  1. Clean the casting bore after the leaking seal is removed and remove any burrs which would allow oil to leak between the 0. D. of the seal and I. D. of the casting bore.
  2. Check the pump shaft surface that the seal lip contacts to make certain there is no groove on the surface underneath the lip of the seal which would allow the oil to flow out. If shaft replacement is necessary use kit No. 5681951 which can be used for all shaft replacements on pumps before or after the change and which consists of a new shaft and seal.
  3. Leave the protector sleeve in the seal until ready for installation.
  4. When ready for installation, remove the protector sleeve from the seal and dip the seal in automatic transmission fluid. Type “A” or Buick Dynaflow Fluid.
  5. Use instructions for installing the seal as out – lined in the 1954 Shop Manual, page 8-26.
  6. Press seal into housing bore solidly.
  7. Immediately install shaft and bearing assembly.

Care should be used to avoid damage to the seal lip by the splined end of the shaft hitting the seal. In event the shaft cannot be assembled immediately the protector sleeve should be installed in the seal with the rounded end of the sleeve toward the inside of the pump.

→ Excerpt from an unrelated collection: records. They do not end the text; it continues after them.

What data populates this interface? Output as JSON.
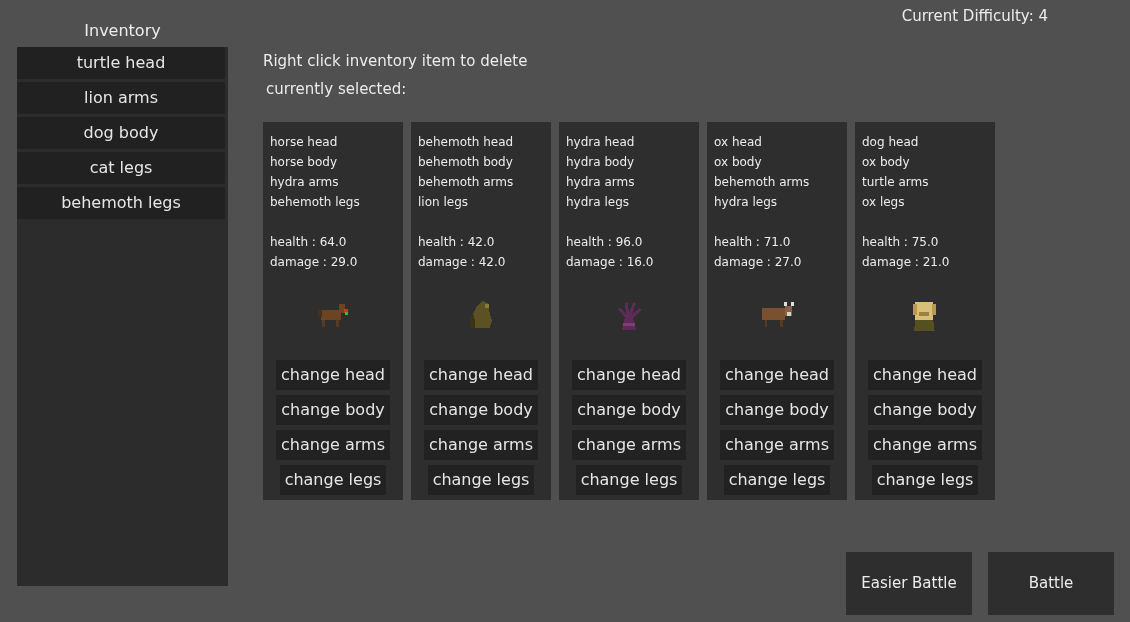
{
  "difficulty": "Current Difficulty: 4",
  "inventory": {
    "title": "Inventory",
    "items": [
      "turtle head",
      "lion arms",
      "dog body",
      "cat legs",
      "behemoth legs"
    ]
  },
  "instruction": "Right click inventory item to delete",
  "selection_label": "currently selected:",
  "creatures": [
    {
      "parts": [
        "horse head",
        "horse body",
        "hydra arms",
        "behemoth legs"
      ],
      "health": "health : 64.0",
      "damage": "damage : 29.0",
      "buttons": [
        "change head",
        "change body",
        "change arms",
        "change legs"
      ]
    },
    {
      "parts": [
        "behemoth head",
        "behemoth body",
        "behemoth arms",
        "lion legs"
      ],
      "health": "health : 42.0",
      "damage": "damage : 42.0",
      "buttons": [
        "change head",
        "change body",
        "change arms",
        "change legs"
      ]
    },
    {
      "parts": [
        "hydra head",
        "hydra body",
        "hydra arms",
        "hydra legs"
      ],
      "health": "health : 96.0",
      "damage": "damage : 16.0",
      "buttons": [
        "change head",
        "change body",
        "change arms",
        "change legs"
      ]
    },
    {
      "parts": [
        "ox head",
        "ox body",
        "behemoth arms",
        "hydra legs"
      ],
      "health": "health : 71.0",
      "damage": "damage : 27.0",
      "buttons": [
        "change head",
        "change body",
        "change arms",
        "change legs"
      ]
    },
    {
      "parts": [
        "dog head",
        "ox body",
        "turtle arms",
        "ox legs"
      ],
      "health": "health : 75.0",
      "damage": "damage : 21.0",
      "buttons": [
        "change head",
        "change body",
        "change arms",
        "change legs"
      ]
    }
  ],
  "actions": [
    "Easier Battle",
    "Battle"
  ]
}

lt will be noted that when using the above procedure, the seal will be installed in the reverse position from what has been specified previously. This reversal has been made because there is less chance to curl the lip of the seal the wrong direction during shaft assembly and the lip of the seal is less sensitive to dirt and other foreign matter in the oil in the new position. The seal installation still results in the greatest pressure on the seal being from the outside of the pump during operation. The seal reversed still has enough capacity to prevent air from being drawn into the pump and there is less chance for misassembly to cause a leak under static conditions.


Certain reports would indicate that some steering column rattles are due to the fact that the anti­rattle spring (See Figure 52)

1954 Buick Steering Column Illustration

1954 Buick Steering Column Illustration

on the shift control lever is not heavy enough.

We recently started using a new spring at this position which is considerably stronger than those previously used. The new spring, Gr. 4.036 Part No. 561362, may be installed on any car where shift tube rattles in the steering column are a complaint. This new part is now being used in production and the parts warehouses have stock of the heavier spring for field complaints.


Some complaints of power steering gears having a gurgling or frying noise in the straight ahead position may be traced to a faulty flow control valve in the steering pump, but in most cases it is caused by a restriction due to flash in the 90 degree fitting on the pressure hose. See arrow, Fig. 53.

1954 Buick Power Steering Pressure Hose

1954 Buick Power Steering Pressure Hose

If noise of this type occurs replace the old pressure hose with the new type Gr. 6.670 Part No. 5682188. See Fig. 53 before attempting any internal repairs to the steering gear or pump. If the new type hose is not immediately available it is suggested that you try a pressure hose from a car that is known to be quiet and OK. Installing a new hose of the old type from stock may not necessarily be the answer to this trouble, because it too could have a restriction in the fitting.

It is important when installing the new hoses. Gr. 6.670 Part No. 5682188 that there isn’t metal to metal contact between the longer fittings on the new hose and the gear housing. The hose should not be twisted when the fittings are tightened but rather should be free to move easily when pump pressure is applied.